▸ **Exercise**: Show every line in the material below in which the string "Accounts" appears.

▸ **Raw data**:
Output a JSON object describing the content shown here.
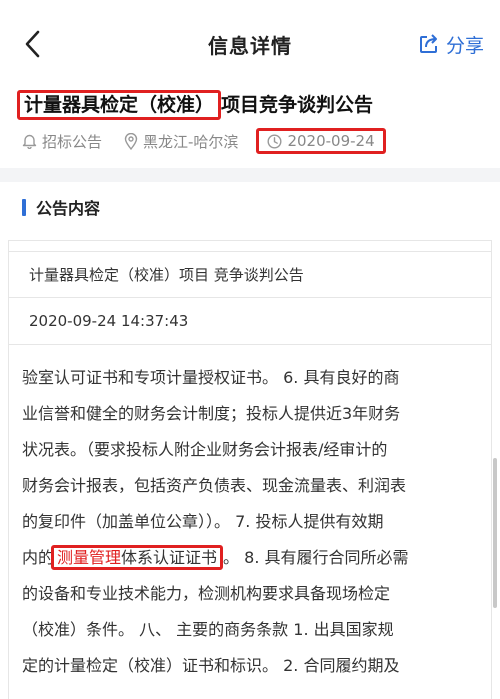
{
  "nav": {
    "title": "信息详情",
    "share_label": "分享",
    "back_icon": "chevron-left-icon",
    "share_icon": "share-icon",
    "accent_color": "#2f6fd6"
  },
  "headline": {
    "highlighted": "计量器具检定（校准）",
    "rest": "项目竞争谈判公告"
  },
  "meta": {
    "category": "招标公告",
    "location": "黑龙江-哈尔滨",
    "date": "2020-09-24"
  },
  "section": {
    "title": "公告内容"
  },
  "info_rows": {
    "project_title": "计量器具检定（校准）项目 竞争谈判公告",
    "timestamp": "2020-09-24 14:37:43"
  },
  "body": {
    "line1": "验室认可证书和专项计量授权证书。 6. 具有良好的商",
    "line2": "业信誉和健全的财务会计制度；投标人提供近3年财务",
    "line3": "状况表。（要求投标人附企业财务会计报表/经审计的",
    "line4": "财务会计报表，包括资产负债表、现金流量表、利润表",
    "line5": "的复印件（加盖单位公章））。 7. 投标人提供有效期",
    "line6_pre": "内的",
    "line6_red": "测量管理",
    "line6_boxed_rest": "体系认证证书",
    "line6_post": "。 8. 具有履行合同所必需",
    "line7": "的设备和专业技术能力，检测机构要求具备现场检定",
    "line8": "（校准）条件。 八、 主要的商务条款 1. 出具国家规",
    "line9": "定的计量检定（校准）证书和标识。 2. 合同履约期及"
  },
  "highlight_color": "#e02020"
}
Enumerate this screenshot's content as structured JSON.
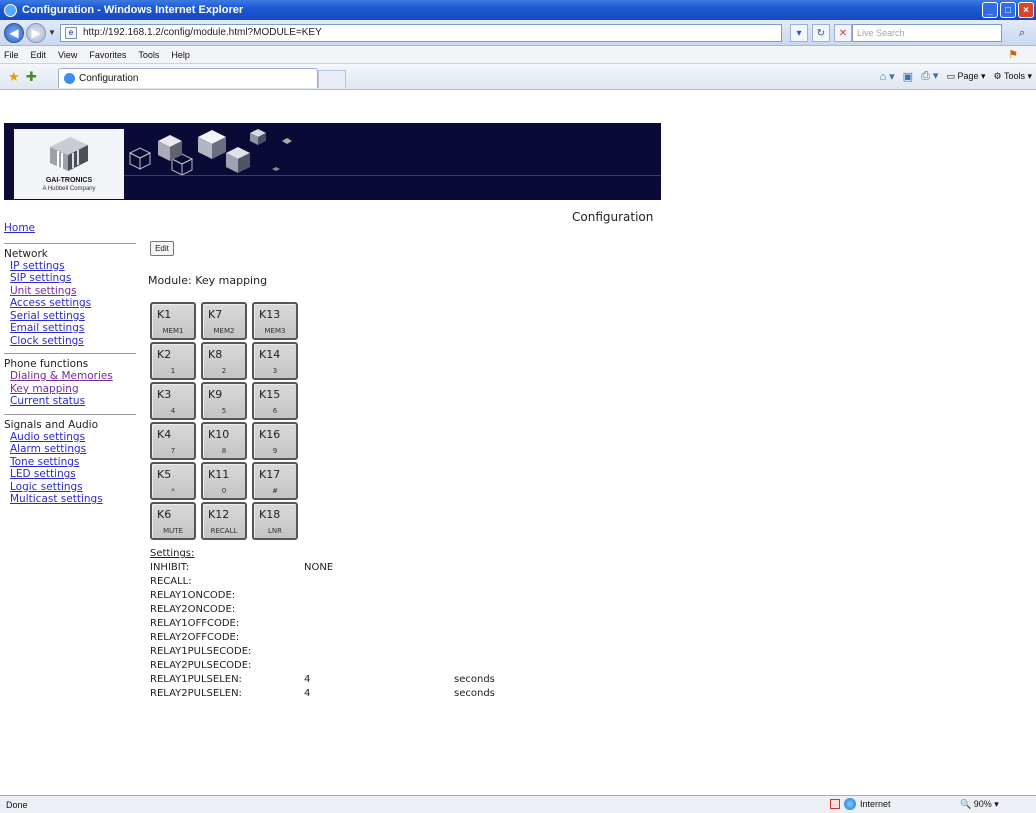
{
  "window": {
    "title": "Configuration - Windows Internet Explorer"
  },
  "addressbar": {
    "url": "http://192.168.1.2/config/module.html?MODULE=KEY",
    "search_placeholder": "Live Search"
  },
  "menu": [
    "File",
    "Edit",
    "View",
    "Favorites",
    "Tools",
    "Help"
  ],
  "tab": {
    "label": "Configuration"
  },
  "commandbar": {
    "page_label": "Page",
    "tools_label": "Tools"
  },
  "banner": {
    "company": "GAI-TRONICS",
    "tagline": "A Hubbell Company"
  },
  "page": {
    "heading": "Configuration",
    "edit_label": "Edit",
    "module_label": "Module: Key mapping"
  },
  "sidebar": {
    "home": "Home",
    "network": {
      "title": "Network",
      "links": [
        "IP settings",
        "SIP settings",
        "Unit settings",
        "Access settings",
        "Serial settings",
        "Email settings",
        "Clock settings"
      ]
    },
    "phone": {
      "title": "Phone functions",
      "links": [
        "Dialing & Memories",
        "Key mapping",
        "Current status"
      ]
    },
    "signals": {
      "title": "Signals and Audio",
      "links": [
        "Audio settings",
        "Alarm settings",
        "Tone settings",
        "LED settings",
        "Logic settings",
        "Multicast settings"
      ]
    }
  },
  "keys": [
    {
      "name": "K1",
      "func": "MEM1"
    },
    {
      "name": "K7",
      "func": "MEM2"
    },
    {
      "name": "K13",
      "func": "MEM3"
    },
    {
      "name": "K2",
      "func": "1"
    },
    {
      "name": "K8",
      "func": "2"
    },
    {
      "name": "K14",
      "func": "3"
    },
    {
      "name": "K3",
      "func": "4"
    },
    {
      "name": "K9",
      "func": "5"
    },
    {
      "name": "K15",
      "func": "6"
    },
    {
      "name": "K4",
      "func": "7"
    },
    {
      "name": "K10",
      "func": "8"
    },
    {
      "name": "K16",
      "func": "9"
    },
    {
      "name": "K5",
      "func": "*"
    },
    {
      "name": "K11",
      "func": "0"
    },
    {
      "name": "K17",
      "func": "#"
    },
    {
      "name": "K6",
      "func": "MUTE"
    },
    {
      "name": "K12",
      "func": "RECALL"
    },
    {
      "name": "K18",
      "func": "LNR"
    }
  ],
  "settings": {
    "title": "Settings:",
    "rows": [
      {
        "label": "INHIBIT:",
        "value": "NONE",
        "unit": ""
      },
      {
        "label": "RECALL:",
        "value": "",
        "unit": ""
      },
      {
        "label": "RELAY1ONCODE:",
        "value": "",
        "unit": ""
      },
      {
        "label": "RELAY2ONCODE:",
        "value": "",
        "unit": ""
      },
      {
        "label": "RELAY1OFFCODE:",
        "value": "",
        "unit": ""
      },
      {
        "label": "RELAY2OFFCODE:",
        "value": "",
        "unit": ""
      },
      {
        "label": "RELAY1PULSECODE:",
        "value": "",
        "unit": ""
      },
      {
        "label": "RELAY2PULSECODE:",
        "value": "",
        "unit": ""
      },
      {
        "label": "RELAY1PULSELEN:",
        "value": "4",
        "unit": "seconds"
      },
      {
        "label": "RELAY2PULSELEN:",
        "value": "4",
        "unit": "seconds"
      }
    ]
  },
  "status": {
    "left": "Done",
    "zone": "Internet",
    "zoom": "90%"
  }
}
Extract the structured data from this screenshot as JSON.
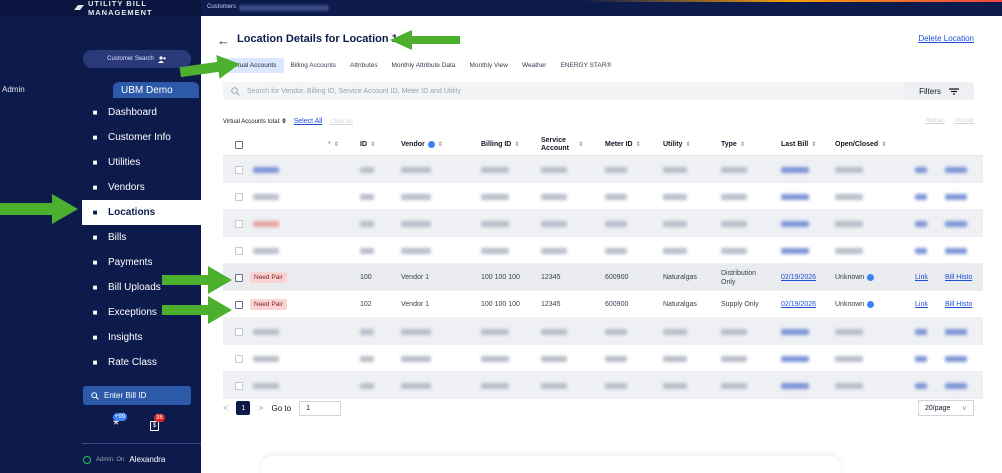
{
  "brand": {
    "name": "UTILITY BILL MANAGEMENT"
  },
  "topbar": {
    "crumb": "Customers"
  },
  "sidebar": {
    "customer_search": "Customer Search",
    "admin_label": "Admin",
    "ubm_demo": "UBM Demo",
    "items": [
      {
        "label": "Dashboard",
        "icon": "dashboard-icon"
      },
      {
        "label": "Customer Info",
        "icon": "user-icon"
      },
      {
        "label": "Utilities",
        "icon": "utility-icon"
      },
      {
        "label": "Vendors",
        "icon": "vendor-icon"
      },
      {
        "label": "Locations",
        "icon": "location-pin-icon"
      },
      {
        "label": "Bills",
        "icon": "bill-icon"
      },
      {
        "label": "Payments",
        "icon": "payment-icon"
      },
      {
        "label": "Bill Uploads",
        "icon": "upload-icon"
      },
      {
        "label": "Exceptions",
        "icon": "exception-icon"
      },
      {
        "label": "Insights",
        "icon": "insights-icon"
      },
      {
        "label": "Rate Class",
        "icon": "rate-class-icon"
      }
    ],
    "active": "Locations",
    "bill_id_placeholder": "Enter Bill ID",
    "badge_one": "+99",
    "badge_two": "38",
    "admin_on": "Admin: On",
    "user": "Alexandra"
  },
  "header": {
    "back": "←",
    "title": "Location Details for  Location 1",
    "delete": "Delete Location"
  },
  "tabs": [
    "Virtual Accounts",
    "Billing Accounts",
    "Attributes",
    "Monthly Attribute Data",
    "Monthly View",
    "Weather",
    "ENERGY STAR®"
  ],
  "active_tab": "Virtual Accounts",
  "search": {
    "placeholder": "Search for Vendor, Billing ID, Service Account ID, Meter ID and Utility"
  },
  "filters": {
    "label": "Filters"
  },
  "summary": {
    "total_label": "Virtual Accounts total:",
    "total": "9",
    "select_all": "Select All",
    "clear_all": "Clear All",
    "remap": "Remap",
    "unmap": "Unmap"
  },
  "table": {
    "headers": {
      "star": "*",
      "id": "ID",
      "vendor": "Vendor",
      "billing_id": "Billing ID",
      "service_account": "Service Account",
      "meter_id": "Meter ID",
      "utility": "Utility",
      "type": "Type",
      "last_bill": "Last Bill",
      "open_closed": "Open/Closed"
    },
    "clear_rows": [
      {
        "status": "Need Pair",
        "id": "100",
        "vendor": "Vendor 1",
        "billing_id": "100 100 100",
        "service_account": "12345",
        "meter_id": "600900",
        "utility": "Naturalgas",
        "type": "Distribution Only",
        "last_bill": "02/19/2026",
        "open_closed": "Unknown",
        "link": "Link",
        "history": "Bill Histo"
      },
      {
        "status": "Need Pair",
        "id": "102",
        "vendor": "Vendor 1",
        "billing_id": "100 100 100",
        "service_account": "12345",
        "meter_id": "600900",
        "utility": "Naturalgas",
        "type": "Supply Only",
        "last_bill": "02/19/2026",
        "open_closed": "Unknown",
        "link": "Link",
        "history": "Bill Histo"
      }
    ]
  },
  "pager": {
    "prev": "<",
    "current": "1",
    "next": ">",
    "goto_label": "Go to",
    "goto_value": "1",
    "per_page": "20/page"
  },
  "colors": {
    "sidebar": "#0d1b4c",
    "accent": "#2d5aa8",
    "arrow": "#4caf2e",
    "pair": "#fbd3d3"
  }
}
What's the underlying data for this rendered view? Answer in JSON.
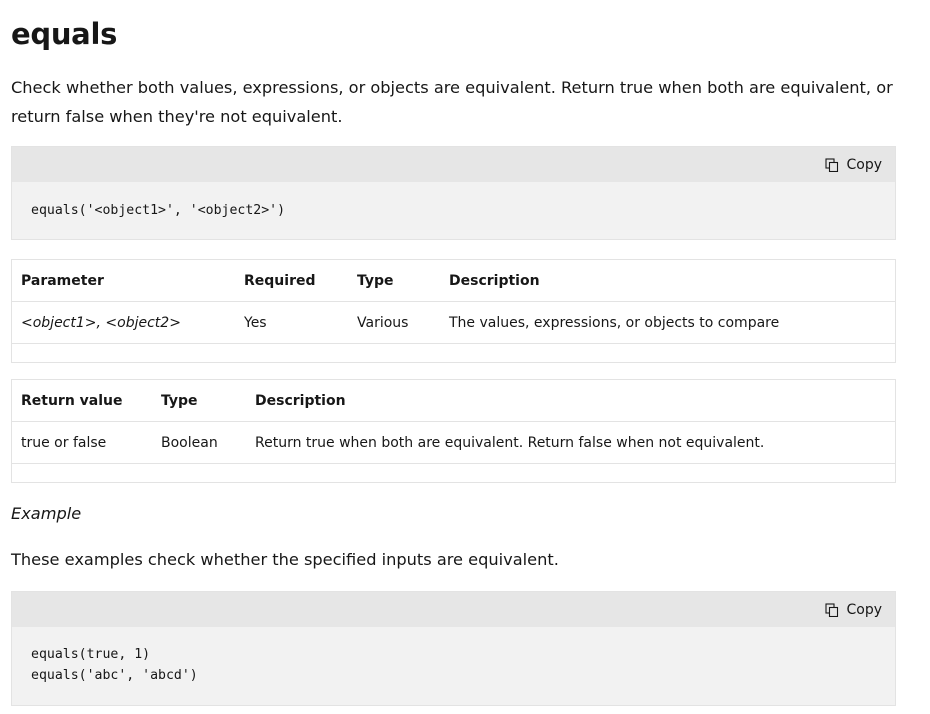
{
  "title": "equals",
  "intro": "Check whether both values, expressions, or objects are equivalent. Return true when both are equivalent, or return false when they're not equivalent.",
  "copy_label": "Copy",
  "syntax_code": "equals('<object1>', '<object2>')",
  "param_table": {
    "headers": [
      "Parameter",
      "Required",
      "Type",
      "Description"
    ],
    "rows": [
      [
        "<object1>, <object2>",
        "Yes",
        "Various",
        "The values, expressions, or objects to compare"
      ]
    ]
  },
  "return_table": {
    "headers": [
      "Return value",
      "Type",
      "Description"
    ],
    "rows": [
      [
        "true or false",
        "Boolean",
        "Return true when both are equivalent. Return false when not equivalent."
      ]
    ]
  },
  "example_heading": "Example",
  "example_text": "These examples check whether the specified inputs are equivalent.",
  "example_code": "equals(true, 1)\nequals('abc', 'abcd')"
}
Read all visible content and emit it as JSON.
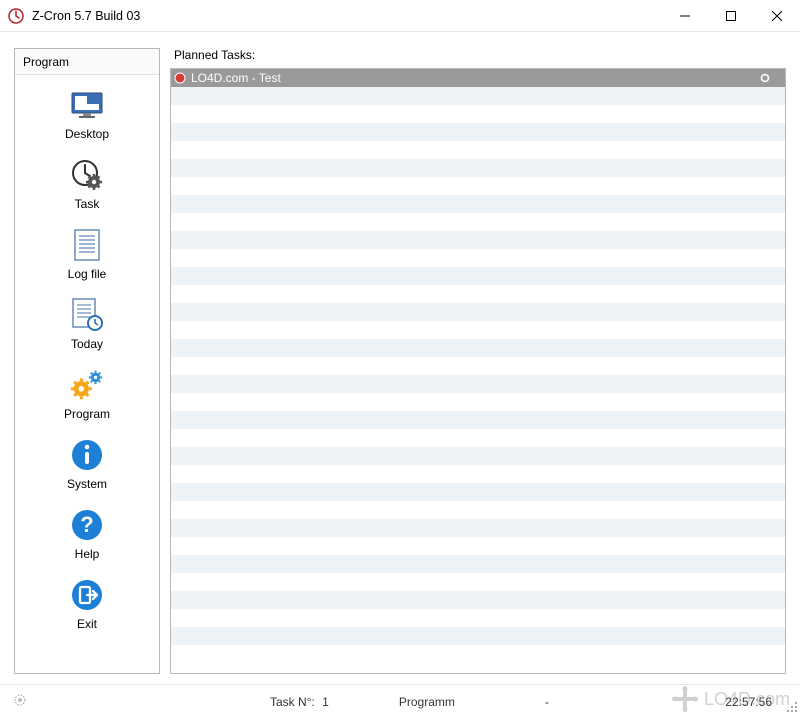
{
  "window": {
    "title": "Z-Cron 5.7 Build 03"
  },
  "sidebar": {
    "header": "Program",
    "items": [
      {
        "label": "Desktop"
      },
      {
        "label": "Task"
      },
      {
        "label": "Log file"
      },
      {
        "label": "Today"
      },
      {
        "label": "Program"
      },
      {
        "label": "System"
      },
      {
        "label": "Help"
      },
      {
        "label": "Exit"
      }
    ]
  },
  "main": {
    "header": "Planned Tasks:",
    "tasks": [
      {
        "name": "LO4D.com - Test",
        "selected": true
      }
    ],
    "total_rows": 33
  },
  "status": {
    "task_no_label": "Task N°:",
    "task_no_value": "1",
    "program_label": "Programm",
    "program_value": "-",
    "time": "22:57:56"
  },
  "watermark": "LO4D.com"
}
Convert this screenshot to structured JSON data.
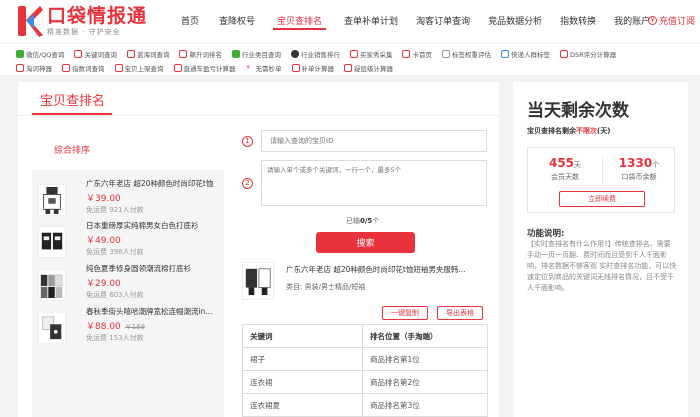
{
  "brand": {
    "title": "口袋情报通",
    "slogan": "精准数据 · 守护安全"
  },
  "nav": [
    {
      "label": "首页"
    },
    {
      "label": "查降权号"
    },
    {
      "label": "宝贝查排名",
      "active": true
    },
    {
      "label": "查单补单计划"
    },
    {
      "label": "淘客订单查询"
    },
    {
      "label": "竞品数据分析"
    },
    {
      "label": "指数转换"
    },
    {
      "label": "我的账户"
    }
  ],
  "recharge_label": "充值订阅",
  "tools_row1": [
    {
      "label": "微信/QQ查询",
      "icon": "wechat-icon",
      "color": "#3cb034"
    },
    {
      "label": "关键词查询",
      "icon": "keyword-icon",
      "color": "#e8333d"
    },
    {
      "label": "蓝海词查询",
      "icon": "blue-ocean-icon",
      "color": "#e8333d"
    },
    {
      "label": "飙升词排名",
      "icon": "rising-icon",
      "color": "#e8333d"
    },
    {
      "label": "行业类目查询",
      "icon": "industry-icon",
      "color": "#3cb034"
    },
    {
      "label": "行业销售排行",
      "icon": "ranking-icon",
      "color": "#333333"
    },
    {
      "label": "买家秀采集",
      "icon": "collect-icon",
      "color": "#e8333d"
    },
    {
      "label": "卡首页",
      "icon": "home-icon",
      "color": "#e8333d"
    },
    {
      "label": "标签权重评估",
      "icon": "tag-icon",
      "color": "#999999"
    },
    {
      "label": "快递人群标签",
      "icon": "express-icon",
      "color": "#3a8ee6"
    },
    {
      "label": "DSR评分计算器",
      "icon": "dsr-icon",
      "color": "#e8333d"
    }
  ],
  "tools_row2": [
    {
      "label": "淘词神器",
      "icon": "word-tool-icon",
      "color": "#e8333d"
    },
    {
      "label": "指数词查询",
      "icon": "index-word-icon",
      "color": "#e8333d"
    },
    {
      "label": "宝贝上架查询",
      "icon": "listing-icon",
      "color": "#e8333d"
    },
    {
      "label": "直通车盈亏计算器",
      "icon": "calculator-icon",
      "color": "#e8333d"
    },
    {
      "label": "无需秒单",
      "icon": "lightning-icon",
      "color": "#e8333d"
    },
    {
      "label": "补单计算器",
      "icon": "order-calc-icon",
      "color": "#e8333d"
    },
    {
      "label": "疑层级计算器",
      "icon": "level-calc-icon",
      "color": "#e8333d"
    }
  ],
  "main": {
    "title": "宝贝查排名",
    "sort_label": "综合排序",
    "items": [
      {
        "title": "广东六年老店 超20种颜色时尚印花t恤",
        "price": "￥39.00",
        "original": "",
        "shipping": "免运费",
        "sold": "921人付款"
      },
      {
        "title": "日本重磅厚实纯棉男女白色打底衫",
        "price": "￥49.00",
        "original": "",
        "shipping": "免运费",
        "sold": "396人付款"
      },
      {
        "title": "纯色夏季修身圆领潮流棉打底衫",
        "price": "￥29.00",
        "original": "",
        "shipping": "免运费",
        "sold": "603人付款"
      },
      {
        "title": "春秋季街头嘻哈潮牌宽松连帽潮流in...",
        "price": "￥88.00",
        "original": "￥168",
        "shipping": "免运费",
        "sold": "153人付款"
      }
    ],
    "form": {
      "id_placeholder": "请输入查询的宝贝ID",
      "keywords_placeholder": "请输入单个或多个关键词，一行一个，最多5个",
      "count_prefix": "已输",
      "count_value": "0/5",
      "count_suffix": "个",
      "search_label": "搜索"
    },
    "result": {
      "title": "广东六年老店 超20种颜色时尚印花t恤短袖男夹服韩...",
      "category": "类目: 男装/男士精品/短袖",
      "copy_label": "一键复制",
      "export_label": "导出表格"
    },
    "table": {
      "headers": [
        "关键词",
        "排名位置（手淘端）"
      ],
      "rows": [
        [
          "裙子",
          "商品排名第1位"
        ],
        [
          "连衣裙",
          "商品排名第2位"
        ],
        [
          "连衣裙夏",
          "商品排名第3位"
        ]
      ]
    }
  },
  "side": {
    "title": "当天剩余次数",
    "sub_prefix": "宝贝查排名剩余",
    "sub_highlight": "不限次",
    "sub_suffix": "(天)",
    "stat1_value": "455",
    "stat1_unit": "天",
    "stat1_label": "会员天数",
    "stat2_value": "1330",
    "stat2_unit": "个",
    "stat2_label": "口袋币余额",
    "renew_label": "立即续费",
    "func_title": "功能说明:",
    "func_desc": "【实时查排名有什么作用?】传统查排名、需要手动一页一页翻、费时间而且受到千人千面影响，排名数据不够客观 实时查排名功能，可以快速定位到商品的关键词无线排名情况，且不受千人千面影响。"
  }
}
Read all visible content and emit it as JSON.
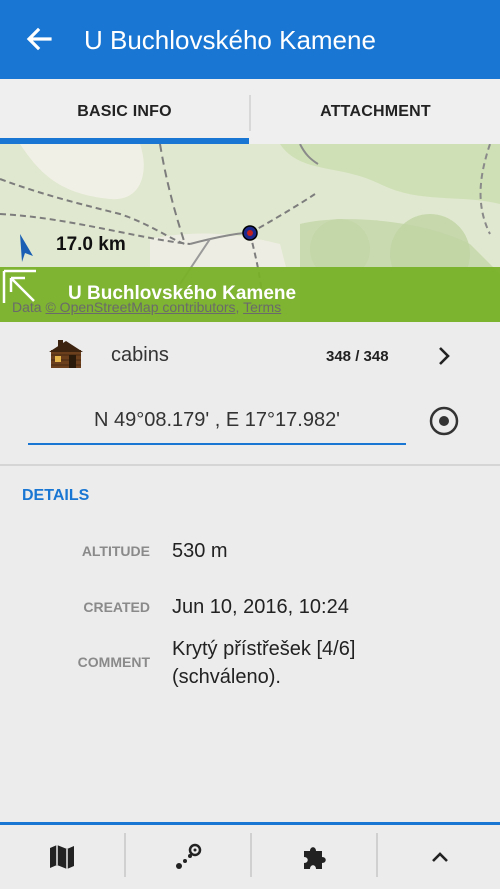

▸ **Result**:
    "Virtual Accounts",
    "Billing Accounts",
  "active_tab": "Virtual Accounts",
    "total_label": "Virtual Accounts total:",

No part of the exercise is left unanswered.